Portrait Casting | Page 1
Figure 1. Bronze head portrait.
ArtMolds Lifecasting Series
The Traditional Head Portrait
The head portrait is perhaps the most classic of all works of art throughout history. Also called a bust, it is the epitome of three-dimensional portrait art. Creating a satisfactory head portrait combines a number of skills, including some advanced experience in life casting. You will also need some talent in the sculptural arts for opening eyes, repairing ears, adding hair and the like, for the best results. We strongly recommend that you try several face casts first to get a feel for both the materials involved, as well as working with a live model. Casting the head is more challenging than other things, as both the front and the rear of the head are cast at once. Thus, this is classified as a two-part block mold.
A completed head portrait will be a lifetime treasure, and though challenging, it is a highly rewarding project. As we suggested, some life casting practice is necessary before you take on this advanced project, nonetheless, with care and patience, satisfactory results can be achieved, even for a first timer.
As you can see in the example of Figure 1, a bronze head portrait was created, suitable for any boardroom, using the identical methods provided here. However, the actual bronze portrait is a multi-step process, with the final steps executed at a metal foundry. Our instructions will take you through the creation of the initial casting, which is typically poured either in wax, plaster or clay. Once that casting is created, the artist then must to work to clean up the flashing, correct the casting flaws, which are bound to happen, sculpt open the eyes and then re-sculpt hair, if desired. These tasks often take practice before they are correctly executed. Thus, making a face casting in order to practice sculpting open eyes is highly recommended, for it is better to learn from mistakes on an easy-to-make, face casting than the more time-consuming and complicated head portrait.
To begin the process, you must gather your materials, tools and equipment and organize them so that they are readily available to you as you need them during the mold making process. You of course need a willing subject, and equally important, we recommend an assistant. Unless you are highly experienced, you will need help to accomplish this project. The materials are listed below:
Figure 2. Two tables are readied with all the mold making materials needed for the head casting. See the list on the right.
- 2 lb. alginate.
- 16-lb. plaster art stone
- (2 )2.5 gallon mixing buckets
- (1) 5-gallon bucket
- (2) rolls of plaster bandage
- MoldEZTM - a release agent for eyebrows and eyelashes used to slick down the hair before applying the alginate
- (1) bottle of AlgisloTM
- (2-3) 2” disposable paintbrushes
- (6) cotton ear swabs
- (1) 9'x12' plastic drop cloth; use some to cover the floor and some to cover your model
- Clay stick, used to plug nostril holes before pouring plaster
- Cloth towels, for cleanup and model comfort

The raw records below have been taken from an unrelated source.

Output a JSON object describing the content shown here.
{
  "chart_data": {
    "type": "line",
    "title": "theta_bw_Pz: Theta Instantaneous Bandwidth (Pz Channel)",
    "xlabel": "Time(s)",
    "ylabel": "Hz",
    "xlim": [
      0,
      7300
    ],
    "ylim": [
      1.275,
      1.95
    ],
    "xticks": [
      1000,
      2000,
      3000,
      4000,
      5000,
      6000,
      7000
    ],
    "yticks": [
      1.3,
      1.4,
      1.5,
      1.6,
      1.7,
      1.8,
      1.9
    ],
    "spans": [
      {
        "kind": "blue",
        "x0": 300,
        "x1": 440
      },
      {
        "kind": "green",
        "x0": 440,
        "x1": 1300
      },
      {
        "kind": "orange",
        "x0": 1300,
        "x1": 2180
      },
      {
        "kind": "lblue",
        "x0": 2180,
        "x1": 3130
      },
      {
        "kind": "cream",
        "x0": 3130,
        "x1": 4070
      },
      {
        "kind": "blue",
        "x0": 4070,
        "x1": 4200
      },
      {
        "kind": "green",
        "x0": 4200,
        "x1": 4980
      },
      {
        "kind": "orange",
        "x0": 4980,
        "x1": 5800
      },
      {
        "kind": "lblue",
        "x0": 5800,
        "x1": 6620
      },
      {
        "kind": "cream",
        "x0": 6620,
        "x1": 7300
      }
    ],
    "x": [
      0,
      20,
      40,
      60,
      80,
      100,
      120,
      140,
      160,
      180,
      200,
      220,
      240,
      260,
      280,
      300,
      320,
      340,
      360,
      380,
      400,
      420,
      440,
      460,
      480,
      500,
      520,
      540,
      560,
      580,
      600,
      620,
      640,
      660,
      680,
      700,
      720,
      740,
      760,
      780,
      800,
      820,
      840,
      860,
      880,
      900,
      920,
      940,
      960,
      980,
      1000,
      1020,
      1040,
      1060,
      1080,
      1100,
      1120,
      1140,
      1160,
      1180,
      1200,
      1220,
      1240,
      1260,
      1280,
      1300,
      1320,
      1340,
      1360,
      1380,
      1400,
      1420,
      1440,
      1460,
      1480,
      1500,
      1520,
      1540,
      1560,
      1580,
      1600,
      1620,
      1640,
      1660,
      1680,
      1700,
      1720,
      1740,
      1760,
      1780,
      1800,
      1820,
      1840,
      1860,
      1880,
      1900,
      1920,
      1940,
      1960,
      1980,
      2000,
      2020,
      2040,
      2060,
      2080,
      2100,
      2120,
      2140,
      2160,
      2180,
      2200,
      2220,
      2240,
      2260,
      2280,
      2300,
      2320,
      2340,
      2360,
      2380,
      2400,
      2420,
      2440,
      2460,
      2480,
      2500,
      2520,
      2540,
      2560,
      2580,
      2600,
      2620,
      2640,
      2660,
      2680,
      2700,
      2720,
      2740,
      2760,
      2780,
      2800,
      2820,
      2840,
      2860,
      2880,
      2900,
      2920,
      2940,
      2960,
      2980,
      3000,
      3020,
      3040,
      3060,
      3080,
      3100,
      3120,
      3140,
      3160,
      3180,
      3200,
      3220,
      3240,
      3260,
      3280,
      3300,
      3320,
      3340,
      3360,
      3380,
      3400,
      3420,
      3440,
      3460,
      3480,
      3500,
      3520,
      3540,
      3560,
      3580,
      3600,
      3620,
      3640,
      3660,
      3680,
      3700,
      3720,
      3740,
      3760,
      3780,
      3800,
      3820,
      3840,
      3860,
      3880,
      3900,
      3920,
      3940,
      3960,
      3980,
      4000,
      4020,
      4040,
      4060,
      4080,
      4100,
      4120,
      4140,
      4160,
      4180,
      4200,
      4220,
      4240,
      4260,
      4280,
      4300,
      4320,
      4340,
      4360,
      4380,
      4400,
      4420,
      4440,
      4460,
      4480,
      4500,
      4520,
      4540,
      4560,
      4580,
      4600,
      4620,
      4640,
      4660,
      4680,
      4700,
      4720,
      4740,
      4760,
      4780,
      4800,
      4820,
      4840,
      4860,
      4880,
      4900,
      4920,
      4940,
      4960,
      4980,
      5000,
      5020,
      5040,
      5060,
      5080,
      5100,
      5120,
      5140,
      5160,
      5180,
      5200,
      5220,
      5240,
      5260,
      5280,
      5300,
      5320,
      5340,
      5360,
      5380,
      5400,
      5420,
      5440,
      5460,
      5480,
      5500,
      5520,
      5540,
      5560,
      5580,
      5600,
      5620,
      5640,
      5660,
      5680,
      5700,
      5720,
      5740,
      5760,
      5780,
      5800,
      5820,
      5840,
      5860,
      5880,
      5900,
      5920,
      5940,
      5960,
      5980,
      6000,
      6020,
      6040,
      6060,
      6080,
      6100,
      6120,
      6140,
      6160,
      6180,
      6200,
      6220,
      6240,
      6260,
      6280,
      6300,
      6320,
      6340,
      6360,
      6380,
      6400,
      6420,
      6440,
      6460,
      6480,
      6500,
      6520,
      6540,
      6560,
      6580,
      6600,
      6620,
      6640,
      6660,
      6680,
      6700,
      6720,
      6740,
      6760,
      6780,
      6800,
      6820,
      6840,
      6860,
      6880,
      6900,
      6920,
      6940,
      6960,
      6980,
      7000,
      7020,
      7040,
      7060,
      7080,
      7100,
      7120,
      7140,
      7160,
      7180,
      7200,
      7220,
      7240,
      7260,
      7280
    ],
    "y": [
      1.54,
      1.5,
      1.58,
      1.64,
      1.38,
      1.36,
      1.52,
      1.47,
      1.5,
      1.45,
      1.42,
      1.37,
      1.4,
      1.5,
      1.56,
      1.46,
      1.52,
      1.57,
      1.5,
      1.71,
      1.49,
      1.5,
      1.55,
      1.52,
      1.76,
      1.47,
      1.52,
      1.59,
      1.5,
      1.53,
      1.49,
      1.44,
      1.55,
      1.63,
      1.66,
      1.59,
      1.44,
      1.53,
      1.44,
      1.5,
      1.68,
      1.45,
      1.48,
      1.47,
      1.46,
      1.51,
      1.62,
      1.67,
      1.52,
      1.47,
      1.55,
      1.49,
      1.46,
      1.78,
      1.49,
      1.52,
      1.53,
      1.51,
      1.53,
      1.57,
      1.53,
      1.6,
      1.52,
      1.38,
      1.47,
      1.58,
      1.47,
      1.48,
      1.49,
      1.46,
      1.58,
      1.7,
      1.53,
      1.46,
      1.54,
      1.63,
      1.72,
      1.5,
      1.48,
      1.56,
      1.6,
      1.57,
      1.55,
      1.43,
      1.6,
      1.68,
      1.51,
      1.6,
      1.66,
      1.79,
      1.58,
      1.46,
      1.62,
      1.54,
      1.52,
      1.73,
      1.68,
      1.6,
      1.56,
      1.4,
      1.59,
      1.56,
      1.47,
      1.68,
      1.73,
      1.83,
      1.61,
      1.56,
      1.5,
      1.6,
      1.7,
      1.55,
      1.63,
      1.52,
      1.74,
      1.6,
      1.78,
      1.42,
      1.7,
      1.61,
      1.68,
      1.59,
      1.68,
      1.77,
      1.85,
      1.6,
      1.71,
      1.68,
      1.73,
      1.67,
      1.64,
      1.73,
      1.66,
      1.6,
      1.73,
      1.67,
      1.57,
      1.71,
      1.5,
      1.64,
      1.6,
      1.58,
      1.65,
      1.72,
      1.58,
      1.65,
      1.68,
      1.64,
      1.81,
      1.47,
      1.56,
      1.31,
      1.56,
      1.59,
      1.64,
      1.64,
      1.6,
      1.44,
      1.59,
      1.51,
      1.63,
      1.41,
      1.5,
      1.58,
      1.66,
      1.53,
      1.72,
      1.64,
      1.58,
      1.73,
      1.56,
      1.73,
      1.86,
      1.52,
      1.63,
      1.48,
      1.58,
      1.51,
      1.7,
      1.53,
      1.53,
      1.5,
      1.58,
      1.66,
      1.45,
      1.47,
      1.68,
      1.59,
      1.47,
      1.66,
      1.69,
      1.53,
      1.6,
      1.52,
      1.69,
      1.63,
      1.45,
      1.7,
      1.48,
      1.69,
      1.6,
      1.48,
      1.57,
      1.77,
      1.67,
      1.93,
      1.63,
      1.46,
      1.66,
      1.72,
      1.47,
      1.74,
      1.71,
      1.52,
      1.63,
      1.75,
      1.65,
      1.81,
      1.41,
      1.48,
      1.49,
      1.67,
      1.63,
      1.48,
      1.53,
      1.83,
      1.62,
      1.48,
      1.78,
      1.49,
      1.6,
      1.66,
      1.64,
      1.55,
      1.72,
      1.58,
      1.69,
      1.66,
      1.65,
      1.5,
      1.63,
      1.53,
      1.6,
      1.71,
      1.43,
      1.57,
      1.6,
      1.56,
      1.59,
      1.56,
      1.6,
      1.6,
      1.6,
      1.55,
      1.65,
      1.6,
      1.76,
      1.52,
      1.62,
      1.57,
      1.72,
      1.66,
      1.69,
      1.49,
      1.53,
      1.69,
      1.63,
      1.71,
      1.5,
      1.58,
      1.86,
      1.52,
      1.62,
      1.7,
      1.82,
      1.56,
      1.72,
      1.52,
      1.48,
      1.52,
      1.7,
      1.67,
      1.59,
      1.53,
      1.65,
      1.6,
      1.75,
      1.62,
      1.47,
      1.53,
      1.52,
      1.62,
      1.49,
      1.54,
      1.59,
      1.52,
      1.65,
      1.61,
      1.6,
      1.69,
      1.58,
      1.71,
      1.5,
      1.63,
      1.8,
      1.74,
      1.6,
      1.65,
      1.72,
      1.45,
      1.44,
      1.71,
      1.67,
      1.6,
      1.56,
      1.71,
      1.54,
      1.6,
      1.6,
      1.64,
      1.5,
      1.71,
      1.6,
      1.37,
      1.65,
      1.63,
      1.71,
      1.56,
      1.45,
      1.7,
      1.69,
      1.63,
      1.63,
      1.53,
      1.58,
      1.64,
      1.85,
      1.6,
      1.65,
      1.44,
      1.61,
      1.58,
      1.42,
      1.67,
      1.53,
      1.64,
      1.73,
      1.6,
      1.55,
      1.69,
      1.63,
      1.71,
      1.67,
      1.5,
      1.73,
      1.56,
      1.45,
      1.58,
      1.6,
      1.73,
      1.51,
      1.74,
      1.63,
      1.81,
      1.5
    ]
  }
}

- Thin kitchen spatula
- Petroleum jelly
- Small plastic dish pan to hold water to dip your plaster bandages
- Paper towels
- Duct Tape to secure the drop cloth and to cover model and hold the plaster bandage mold together
- Binder clips or MoldEZ to secure the alginate in the shell before pouring the plaster
- Hairband to pull back the hair
Preparation and Setup Suggestions:
Protrect your work area and model before beginning by cutting about four feet off the long end of the drop cloth, and cover the model; then secure the remaining portion to the floor if needed. Use two small tables to hold the materials: use a DRY TABLE for precut plaster bandages, the measured-out alginate and any other things you don't want to become contaminated with water. Use the WET TABLE for buckets and water for plaster and a place to dip plaster bandages. Fill a 5-gallon bucket 3/4 of the way full with warm water and place it at the foot of the WET TABLE in an accessible area. Use this bucket for a water source and clean up.
Figure 4. Three-ply strips of plaster bandages are cut to a length of about six-inches